(Stored data entries)
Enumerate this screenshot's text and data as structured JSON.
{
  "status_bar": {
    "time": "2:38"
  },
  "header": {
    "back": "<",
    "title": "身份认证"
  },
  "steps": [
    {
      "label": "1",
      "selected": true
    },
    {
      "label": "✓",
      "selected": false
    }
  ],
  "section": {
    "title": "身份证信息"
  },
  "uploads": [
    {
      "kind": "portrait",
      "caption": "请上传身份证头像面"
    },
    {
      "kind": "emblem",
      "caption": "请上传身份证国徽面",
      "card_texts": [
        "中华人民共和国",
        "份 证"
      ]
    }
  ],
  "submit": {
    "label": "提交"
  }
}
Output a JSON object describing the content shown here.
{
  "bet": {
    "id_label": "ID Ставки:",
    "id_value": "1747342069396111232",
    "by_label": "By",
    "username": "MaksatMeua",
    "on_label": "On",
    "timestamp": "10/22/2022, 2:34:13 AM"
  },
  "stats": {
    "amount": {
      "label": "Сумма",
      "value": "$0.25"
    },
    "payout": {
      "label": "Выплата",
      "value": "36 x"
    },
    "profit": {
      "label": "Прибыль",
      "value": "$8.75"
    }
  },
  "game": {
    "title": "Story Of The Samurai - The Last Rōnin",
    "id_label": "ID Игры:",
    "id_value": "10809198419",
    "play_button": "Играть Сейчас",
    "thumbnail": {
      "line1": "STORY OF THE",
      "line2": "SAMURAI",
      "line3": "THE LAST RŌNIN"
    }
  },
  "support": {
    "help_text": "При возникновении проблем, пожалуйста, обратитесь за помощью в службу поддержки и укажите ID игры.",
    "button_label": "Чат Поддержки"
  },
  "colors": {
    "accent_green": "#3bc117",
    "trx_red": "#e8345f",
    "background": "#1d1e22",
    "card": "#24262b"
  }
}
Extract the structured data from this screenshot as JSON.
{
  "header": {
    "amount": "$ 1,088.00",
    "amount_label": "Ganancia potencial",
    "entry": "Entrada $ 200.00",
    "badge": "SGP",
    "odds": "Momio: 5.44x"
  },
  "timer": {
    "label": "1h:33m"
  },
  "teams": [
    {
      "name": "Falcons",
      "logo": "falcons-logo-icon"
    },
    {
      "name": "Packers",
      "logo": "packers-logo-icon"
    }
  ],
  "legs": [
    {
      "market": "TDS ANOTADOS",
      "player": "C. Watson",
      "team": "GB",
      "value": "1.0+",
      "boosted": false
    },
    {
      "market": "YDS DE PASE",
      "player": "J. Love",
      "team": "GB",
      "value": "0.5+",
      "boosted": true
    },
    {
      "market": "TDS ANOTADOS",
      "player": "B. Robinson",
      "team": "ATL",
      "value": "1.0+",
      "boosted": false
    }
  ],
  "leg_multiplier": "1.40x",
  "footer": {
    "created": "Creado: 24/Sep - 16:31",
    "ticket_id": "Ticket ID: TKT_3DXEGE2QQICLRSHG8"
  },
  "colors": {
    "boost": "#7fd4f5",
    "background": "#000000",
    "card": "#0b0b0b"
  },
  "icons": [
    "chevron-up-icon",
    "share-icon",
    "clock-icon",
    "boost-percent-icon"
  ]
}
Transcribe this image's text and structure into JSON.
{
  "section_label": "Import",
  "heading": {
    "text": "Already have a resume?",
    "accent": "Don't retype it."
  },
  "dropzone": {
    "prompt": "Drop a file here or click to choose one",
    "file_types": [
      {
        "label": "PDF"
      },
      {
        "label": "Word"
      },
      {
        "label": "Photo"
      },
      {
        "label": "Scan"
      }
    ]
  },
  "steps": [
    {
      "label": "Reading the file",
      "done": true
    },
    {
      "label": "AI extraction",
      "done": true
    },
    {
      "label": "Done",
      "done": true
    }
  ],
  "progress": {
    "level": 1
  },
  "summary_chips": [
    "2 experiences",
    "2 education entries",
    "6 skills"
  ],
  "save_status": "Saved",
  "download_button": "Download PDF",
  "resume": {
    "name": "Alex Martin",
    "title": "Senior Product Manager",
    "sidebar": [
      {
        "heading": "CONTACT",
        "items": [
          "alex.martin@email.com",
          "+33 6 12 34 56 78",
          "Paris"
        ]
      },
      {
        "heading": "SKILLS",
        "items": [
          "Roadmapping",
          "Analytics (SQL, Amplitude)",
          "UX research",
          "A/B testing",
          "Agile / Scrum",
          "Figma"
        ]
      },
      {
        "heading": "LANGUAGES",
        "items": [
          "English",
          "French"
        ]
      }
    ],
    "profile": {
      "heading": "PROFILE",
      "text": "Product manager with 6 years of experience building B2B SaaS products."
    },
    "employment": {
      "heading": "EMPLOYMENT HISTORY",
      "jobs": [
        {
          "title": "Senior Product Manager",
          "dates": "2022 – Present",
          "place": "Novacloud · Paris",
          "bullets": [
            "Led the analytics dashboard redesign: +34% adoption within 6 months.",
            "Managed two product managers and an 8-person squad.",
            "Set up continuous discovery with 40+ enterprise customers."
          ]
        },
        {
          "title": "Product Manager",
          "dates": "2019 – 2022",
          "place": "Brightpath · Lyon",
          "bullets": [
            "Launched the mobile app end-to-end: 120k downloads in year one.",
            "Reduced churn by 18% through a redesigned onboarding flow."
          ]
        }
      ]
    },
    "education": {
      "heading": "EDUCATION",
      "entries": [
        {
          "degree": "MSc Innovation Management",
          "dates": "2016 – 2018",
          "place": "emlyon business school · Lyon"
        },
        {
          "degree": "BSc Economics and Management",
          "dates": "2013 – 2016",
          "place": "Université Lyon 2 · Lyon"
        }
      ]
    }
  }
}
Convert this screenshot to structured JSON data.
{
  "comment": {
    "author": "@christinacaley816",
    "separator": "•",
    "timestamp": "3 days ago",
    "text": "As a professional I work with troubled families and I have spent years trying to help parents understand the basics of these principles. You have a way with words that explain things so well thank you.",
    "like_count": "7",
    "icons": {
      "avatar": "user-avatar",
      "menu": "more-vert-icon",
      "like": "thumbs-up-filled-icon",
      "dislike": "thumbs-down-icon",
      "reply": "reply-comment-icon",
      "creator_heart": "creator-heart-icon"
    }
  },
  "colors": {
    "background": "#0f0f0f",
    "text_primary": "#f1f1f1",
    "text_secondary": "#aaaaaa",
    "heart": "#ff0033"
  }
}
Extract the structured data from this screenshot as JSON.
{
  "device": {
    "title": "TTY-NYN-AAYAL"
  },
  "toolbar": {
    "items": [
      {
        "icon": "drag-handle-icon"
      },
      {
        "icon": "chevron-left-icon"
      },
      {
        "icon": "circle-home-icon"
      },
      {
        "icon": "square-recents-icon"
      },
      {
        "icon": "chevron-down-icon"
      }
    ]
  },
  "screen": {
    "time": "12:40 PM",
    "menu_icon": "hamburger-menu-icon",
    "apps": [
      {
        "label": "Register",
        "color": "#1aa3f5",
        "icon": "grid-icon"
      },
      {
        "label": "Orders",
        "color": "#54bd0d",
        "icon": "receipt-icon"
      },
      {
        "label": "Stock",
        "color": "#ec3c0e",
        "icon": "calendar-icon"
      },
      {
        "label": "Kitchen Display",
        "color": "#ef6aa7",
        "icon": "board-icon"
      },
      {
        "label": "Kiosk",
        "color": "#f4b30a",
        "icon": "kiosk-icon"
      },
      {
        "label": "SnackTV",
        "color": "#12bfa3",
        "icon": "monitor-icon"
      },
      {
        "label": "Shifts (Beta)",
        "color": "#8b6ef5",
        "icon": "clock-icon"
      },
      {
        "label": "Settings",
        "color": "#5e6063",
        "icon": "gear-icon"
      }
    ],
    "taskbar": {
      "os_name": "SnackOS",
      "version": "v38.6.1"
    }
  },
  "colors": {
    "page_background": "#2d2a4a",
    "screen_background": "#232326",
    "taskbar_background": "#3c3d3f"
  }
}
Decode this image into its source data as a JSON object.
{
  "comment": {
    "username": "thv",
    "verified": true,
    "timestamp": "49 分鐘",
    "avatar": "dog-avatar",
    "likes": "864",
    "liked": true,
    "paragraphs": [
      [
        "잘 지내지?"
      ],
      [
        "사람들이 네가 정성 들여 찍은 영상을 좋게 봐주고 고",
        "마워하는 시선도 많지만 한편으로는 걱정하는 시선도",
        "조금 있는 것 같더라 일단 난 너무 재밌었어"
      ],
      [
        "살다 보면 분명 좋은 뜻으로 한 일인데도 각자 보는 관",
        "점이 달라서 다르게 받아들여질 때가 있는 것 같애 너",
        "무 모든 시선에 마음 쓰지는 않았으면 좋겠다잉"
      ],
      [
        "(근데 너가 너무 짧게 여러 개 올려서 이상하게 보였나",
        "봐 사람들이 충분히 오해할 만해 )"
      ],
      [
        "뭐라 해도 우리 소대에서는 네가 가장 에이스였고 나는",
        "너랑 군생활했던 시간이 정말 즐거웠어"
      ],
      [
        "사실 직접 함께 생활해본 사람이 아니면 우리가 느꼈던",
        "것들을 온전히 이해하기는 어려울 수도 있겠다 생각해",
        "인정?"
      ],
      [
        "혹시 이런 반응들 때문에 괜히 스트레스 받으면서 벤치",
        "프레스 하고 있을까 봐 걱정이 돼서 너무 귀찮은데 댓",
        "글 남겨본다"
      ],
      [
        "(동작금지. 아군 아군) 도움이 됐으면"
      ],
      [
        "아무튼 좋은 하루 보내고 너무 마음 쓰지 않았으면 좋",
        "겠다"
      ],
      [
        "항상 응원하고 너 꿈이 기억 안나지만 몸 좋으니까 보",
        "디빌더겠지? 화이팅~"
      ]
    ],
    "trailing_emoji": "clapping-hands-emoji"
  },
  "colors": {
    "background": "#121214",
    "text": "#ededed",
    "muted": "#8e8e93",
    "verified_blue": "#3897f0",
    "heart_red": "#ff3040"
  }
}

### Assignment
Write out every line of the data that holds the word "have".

### Written answer
    "text": "Already have a resume?",
    "text": "As a professional I work with troubled families and I have spent years trying to help parents understand the basics of these principles. You have a way with words that explain things so well thank you.",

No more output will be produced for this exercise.